On our first trip there we found a number of coins that we pocketed. Mostly pennies, but there was also the occasional nickels, dimes, and quarters. On each successive trip we would walk around the lot looking for money while the kids would try to spot coins from their bikes. We soon learned there was a pattern, and that most of the coins were laying near the parking space divider lines. We assume that as people got in and out of their car and were digging for keys, some coins would invariably fall out. We decided to save these coins and began to fill a jar with them.
Additionally, we took the dog for a lot of walks through our neighborhood and would find quite a few aluminum cans and glass bottles. In Connecticut, when you purchased a soda or beer you paid an additional 5-cents as part of the state bottle bill. Then, when you emptied the bottle, rather than just put it in a recycling bin by the curb, you would take it to a redemption center, usually at a grocery store, put it in a machine, and get your nickel back. Well, we would pick up trash on our walks to help clean up the neighborhood, but we also picked up these redeemable bottles and cans. When we got a large number of them we would take them and redeem them for a nickel apiece, and put the money in our jar.
We got our kids involved, and told them that when we got enough money, we would buy something for them; for the family. And that’s how we got our first DVD player. And some DVDs. And more.
Recommended for YouWebcast: Your Viral Voice: How to Create Conversations that Convert to Sales
Don’t miss the forest for the trees.
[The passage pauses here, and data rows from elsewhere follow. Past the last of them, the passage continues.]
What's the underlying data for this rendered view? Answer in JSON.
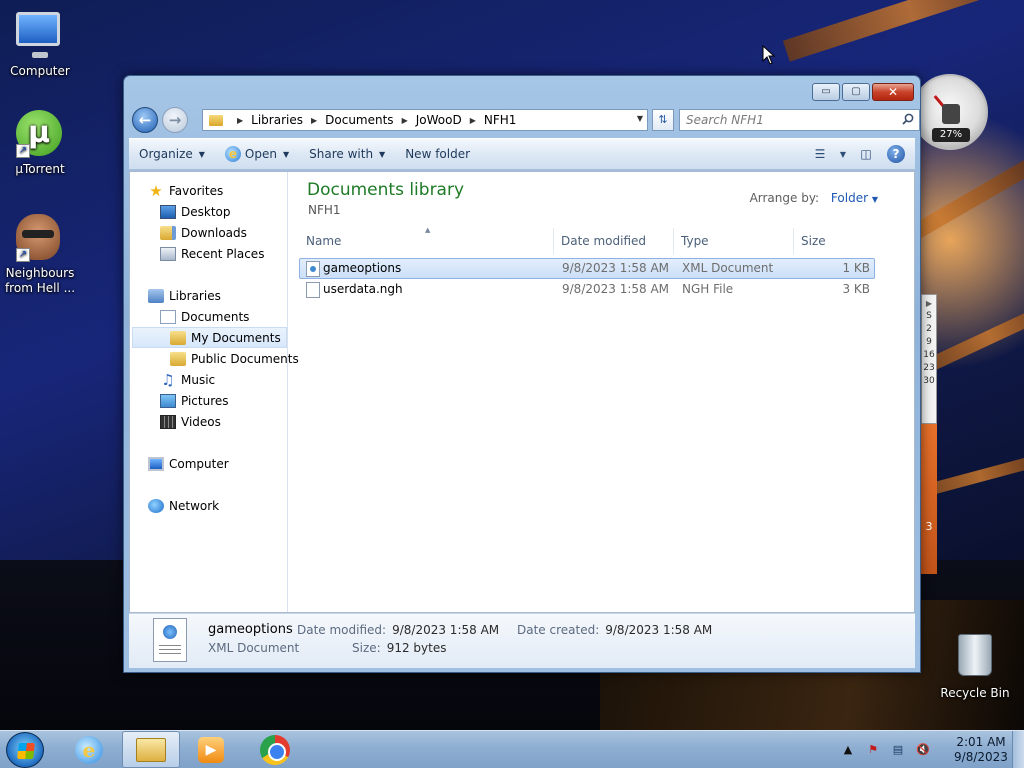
{
  "desktop": {
    "icons": [
      {
        "label": "Computer"
      },
      {
        "label": "µTorrent",
        "glyph": "µ"
      },
      {
        "label": "Neighbours from Hell ..."
      },
      {
        "label": "Recycle Bin"
      }
    ],
    "gadgets": {
      "meter_percent": "27%",
      "calendar_letters": [
        "S",
        "2",
        "9",
        "16",
        "23",
        "30"
      ],
      "calendar_extra": "3"
    }
  },
  "window": {
    "caption_buttons": {
      "minimize": "▭",
      "maximize": "▢",
      "close": "✕"
    },
    "address": {
      "crumbs": [
        "Libraries",
        "Documents",
        "JoWooD",
        "NFH1"
      ]
    },
    "search": {
      "placeholder": "Search NFH1"
    },
    "toolbar": {
      "organize": "Organize",
      "open": "Open",
      "share_with": "Share with",
      "new_folder": "New folder"
    },
    "nav_pane": {
      "favorites": "Favorites",
      "desktop": "Desktop",
      "downloads": "Downloads",
      "recent_places": "Recent Places",
      "libraries": "Libraries",
      "documents": "Documents",
      "my_documents": "My Documents",
      "public_documents": "Public Documents",
      "music": "Music",
      "pictures": "Pictures",
      "videos": "Videos",
      "computer": "Computer",
      "network": "Network"
    },
    "main": {
      "library_title": "Documents library",
      "library_subtitle": "NFH1",
      "arrange_by_label": "Arrange by:",
      "arrange_by_value": "Folder",
      "columns": [
        "Name",
        "Date modified",
        "Type",
        "Size"
      ],
      "files": [
        {
          "name": "gameoptions",
          "date_modified": "9/8/2023 1:58 AM",
          "type": "XML Document",
          "size": "1 KB",
          "selected": true
        },
        {
          "name": "userdata.ngh",
          "date_modified": "9/8/2023 1:58 AM",
          "type": "NGH File",
          "size": "3 KB",
          "selected": false
        }
      ]
    },
    "details": {
      "name": "gameoptions",
      "type": "XML Document",
      "date_modified_label": "Date modified:",
      "date_modified": "9/8/2023 1:58 AM",
      "date_created_label": "Date created:",
      "date_created": "9/8/2023 1:58 AM",
      "size_label": "Size:",
      "size": "912 bytes"
    }
  },
  "taskbar": {
    "clock_time": "2:01 AM",
    "clock_date": "9/8/2023",
    "pinned": [
      "internet-explorer",
      "windows-explorer",
      "windows-media-player",
      "google-chrome"
    ],
    "active": "windows-explorer"
  }
}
In business we’re told to step back and focus on the “big picture” so we have an understanding of how everything fits together, rather than just focusing on our little part of that picture. And this is wise advice.
But on the other hand, when we look at our businesses, sometimes we are so focused on the big picture, that we forget the minutiae.
Don’t miss the trees for the forest.
Some might scoff at us for picking up a penny at a time. After all, it’s just a penny. What good can one penny do? But over time, those pennies, nickels, dimes, and quarters add up.
Why should we spend so much time providing great customer service to just one customer. After all, what does just one customer mean to your business? That one person at your check out counter is just one person. They don’t mean much, right?
Sure, we shouldn’t miss the forest for the trees, but without each individual tree, there is no forest.
Every penny counts. Every tree matters. Every customer with whom you have contact is important.